The Feasibility of Salinity Gradient Technology for Ireland: an Initial Case Study by the River Suir

Ciaran Murray, Dublin Institute of Technology
Jonathan Blackledge, Dublin Institute of Technology
Derek Kearney, Dublin Institute of Technology

Document Type Article

Journal on the Development and Applications of Oceanic Engineering, forthcoming, 2013, p.1-11
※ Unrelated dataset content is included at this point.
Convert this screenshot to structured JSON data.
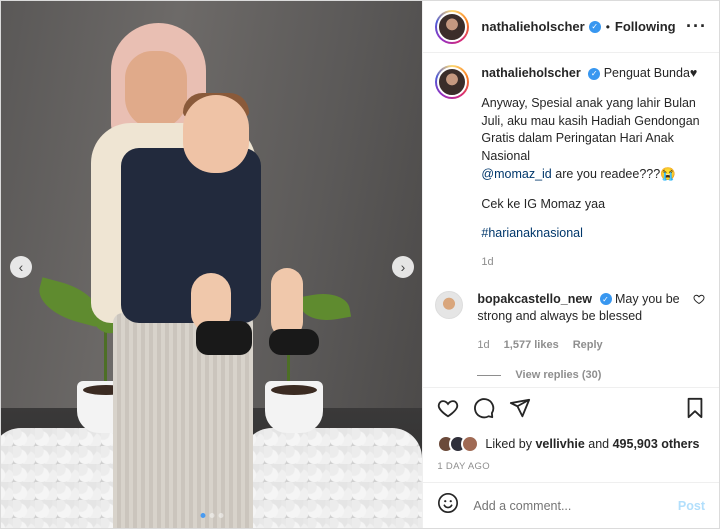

Under its EU obligations, Ireland has committed to generate 40% of its electricity demand from renewable means by 2020, and the objective of the minor dissertation from which this paper evolved, was to evaluate the feasibility of Salinity Gradient (SG) power technologies to contribute to this target. The country could be said to be currently over reliant on intermittent wind energy for its renewable quotient, and SG power could perhaps provide a local, continuous, base load power that would strengthen the security of national energy supply. At present, SG power, though the concept is long established, is a fledgling technology but one that is gaining international recognition and financially backed industry research and development. Ireland, with its long coastline in relation to its physical size and with many rivers draining into the surrounding seas, would seem to offer significant opportunities for harnessing the inherently extractable energy when fresh river and saline sea waters mix. As a background, a brief summary of the SG concept and the operational cycles of the most promising SG power generation technologies are outlined. Solid baseline data in terms of sea salinity concentration, temperature and river flow for the main rivers of Ireland was drawn together, and then applied to three,academically sourced, SG potential estimation models. These outcomes were then balanced with the practical, physical aspects of coastal estuaries and tidal movements in order to quantify the country’s SG potential. A specific case study, based on field measurements, for the River Suir in the south of the country showed the practical, geomorphological difficulties for SG power application in an Irish context. Overall, though there is a case to be made for consideration of SG technology for Ireland, it would appear that process technology efficiencies would have to be improved and natural, physical limitations overcome in order to make the proposition feasible in the long term.